For those of you who thought I would disappear after my year in Africa – beware.
For those of you still interested in what I have to say - please know I am still here.
For those of who were unaware of all of the above – welcome.
This is the story of a girl who was once there but is now here.
She still has a story to tell………………so here goes…………………….
I departed Liberia on April 4, 2008.
I arrived in Washington DC to the smiling faces of my dear friends and glowing newlyweds, Sharon & Abi. Sharon had just arrived from DRC a few hours prior. We needed to prepare for a conference in New Haven so we gave each other a quick hug and got to it.
The presentation went well aside from the fact that the proctor apparently had no idea what the job of proctor actually entailed. By that I mean he not only started late and spent way too much time on the introductions, he ultimately failed to keep any sort of schedule, leaving Sharon and I with only 11 minutes to present what was scheduled to be a 20 minute presentation of our research findings followed by a short question and answer session.
The most amazing part was that, when asked by the first presenter how he was "doing on time", the young man quickly shook his head positively and said "oh fine." This young proctor was, might I add, not wearing a watch. It bothered me slightly that, out of pure ignorance, he was lying; it bothered me more that he was not doing his job.

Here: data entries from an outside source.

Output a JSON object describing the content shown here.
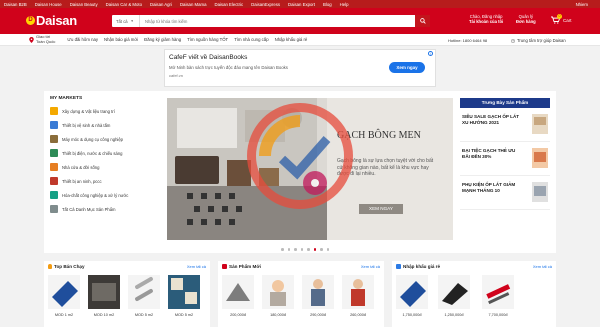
{
  "topnav": {
    "items": [
      "Daisan B2B",
      "Daisan House",
      "Daisan Beauty",
      "Daisan Car & Moto",
      "Daisan Agri",
      "Daisan Mama",
      "Daisan Electric",
      "DaisanExpress",
      "Daisan Export",
      "Blog",
      "Help"
    ],
    "user": "Nhiem"
  },
  "header": {
    "logo": "Daisan",
    "search_cat": "Tất cả",
    "search_placeholder": "Nhập từ khóa tìm kiếm",
    "link1_a": "Chào, Đăng nhập",
    "link1_b": "Tài khoản của tôi",
    "link2_a": "Quản lý",
    "link2_b": "Đơn hàng",
    "cart_label": "Cart",
    "cart_count": "0"
  },
  "subbar": {
    "loc_a": "Giao tới",
    "loc_b": "Toàn Quốc",
    "nav": [
      "Ưu đãi hôm nay",
      "Nhận báo giá mới",
      "Đăng ký giảm hàng",
      "Tìm nguồn hàng TỐT",
      "Tìm nhà cung cấp",
      "Nhập khẩu giá rẻ"
    ],
    "hotline": "Hotline: 1800 6464 98",
    "support": "Trung tâm trợ giúp Daisan"
  },
  "ad": {
    "title": "CafeF viết về DaisanBooks",
    "text": "Mở Ninh bàn sách trực tuyến độc đáo mang tên Daisan Books",
    "url": "cafef.vn",
    "button": "Xem ngay",
    "info": "i"
  },
  "markets": {
    "title": "MY MARKETS",
    "items": [
      "Xây dựng & Vật liệu trang trí",
      "Thiết bị vệ sinh & nhà tắm",
      "Máy móc & dụng cụ công nghiệp",
      "Thiết bị điện, nước & chiếu sáng",
      "Nhà cửa & đời sống",
      "Thiết bị an ninh, pccc",
      "Hóa-chất công nghiệp & xử lý nước",
      "Tất Cả Danh Mục Sản Phẩm"
    ],
    "colors": [
      "#f4a900",
      "#3a7bd5",
      "#8a6d3b",
      "#2e8b57",
      "#e67e22",
      "#c0392b",
      "#16a085",
      "#7f8c8d"
    ]
  },
  "slider": {
    "title": "GẠCH BÔNG MEN",
    "text": "Gạch bông là sự lựa chọn tuyệt vời cho bất cứ không gian nào, bất kể là khu vực hay được đi lại nhiều.",
    "button": "XEM NGAY",
    "dots": 8,
    "active_dot": 5
  },
  "trend": {
    "title": "Trưng Bày Sản Phẩm",
    "items": [
      "SIÊU SALE GẠCH ỐP LÁT XU HƯỚNG 2021",
      "ĐẠI TIỆC GẠCH THẺ ƯU ĐÃI ĐẾN 30%",
      "PHỤ KIỆN ỐP LÁT GIẢM MẠNH THÁNG 10"
    ]
  },
  "sections": [
    {
      "title": "Top Bán Chạy",
      "link": "Xem tất cả",
      "products": [
        {
          "label": "MOD 1 m2"
        },
        {
          "label": "MOD 10 m2"
        },
        {
          "label": "MOD 5 m2"
        },
        {
          "label": "MOD 5 m2"
        }
      ]
    },
    {
      "title": "Sản Phẩm Mới",
      "link": "Xem tất cả",
      "products": [
        {
          "label": "200,000đ"
        },
        {
          "label": "180,000đ"
        },
        {
          "label": "290,000đ"
        },
        {
          "label": "260,000đ"
        }
      ]
    },
    {
      "title": "Nhập khẩu giá rẻ",
      "link": "Xem tất cả",
      "products": [
        {
          "label": "1,750,000đ"
        },
        {
          "label": "1,250,000đ"
        },
        {
          "label": "7,700,000đ"
        }
      ]
    }
  ]
}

Given Sharon and I had practiced non stop for three days to get our presentations to fall within the allotted 20 minutes, we were not exactly happy when our turn surfaced and the proctor only shrugged his shoulders and said "opps sorry." We had practiced and tweaked and practiced and erased power point slides to make our presentation exactly 20 minutes in length. Now this little Princeton punk was checking his text messages and picking lint off his new suit rather than doing the one job he had been asked to do.
We tried to push it (i.e. talk very fast) but we were unsuccessful. After everyone moved on to the next panel sessions, we packed our things slightly shocked and feeling as if we had disrespected our subjects. We had decided to use narratives as a mean to research our hypothesis. To us each quote was not only a poignant example, it was also very personal. The push to rush was insulting not only to us as professionals, but to our subjects as the human beings who chose to share their trauma stories. The only reparative experience I had out of the whole experience was being approached by supportive friends and a number of people from the audience praising our research and inquiring about our work. That, in addition to the fact that Sharon and Abi and Karen and I immediately went across the street to an adorable little Italian restaurant and shared a bottle of wine over a delicious conversation, skipping the rest of the conference.
But I digress….
The conference was only a beginning to my long trip home. After two weeks with friends on the east coast I find my self mid-air in route to Chicago. NYC was everything I needed it to be - an emersion into a city with an intense pulse where I could be anonymous, yet confronted by my own tribe. I shopped, I people watched and I sat in central park sipping coffee. One friend commented that it was a bit extreme to go from the bush of Africa to the Big Apple. But, to me the big apple is a former home and it is the best form of re-emersion one can ask for. No questions, no tears, no glazed over looks – just the hustle and bustle of big city life. The living was far from simple but it was living full speed no doubt.
As mentioned in a previous post I left Liberia carrying some calabash. These versatile bowls are made from large fruit that hang from trees. When split and dried out they make the perfect cooking bowls. They withstand heat as well as cold and as one of my drivers mentioned the perfect instrument in which to prepare rice. Dirt is easily captured by the graining interior of the bowl and you are able to extract clean rice for cooking. At the end of the day these bowls are exceptionally versatile, very useful and, to me personally, simply beautiful.
What I came to find out during my long journey home is that I am clearly not alone in my respect for the calabash. It was amazing to see how many people along the way ended up engaging with me simply because of the bowls I carried at my hip. From Africans to South Americans to Asians, people constantly stopped me and asked me what became a predictable series of questions. First, where did I get them. Second, did I know how to use them and third, why did I keep them. After explaining my humble attempt at an answer to each of their questions, they all told me a detailed story about how they used to use a calabash in their home country. I’ve never in all my travels held such a universal instrument that managed to provoke so many fond memories but I was very glad I was holding them when they started their tales.
If food is a staple of life, then the instrument we use to make food is the key to survival and having in my possession one of the few universal keys to living made me feel connected to all of humanity the exact same moment I felt so tragically disconnected form a few specials ones that I had recently left behind.
Thank you dear calabashes - I look forward to showing you your new home.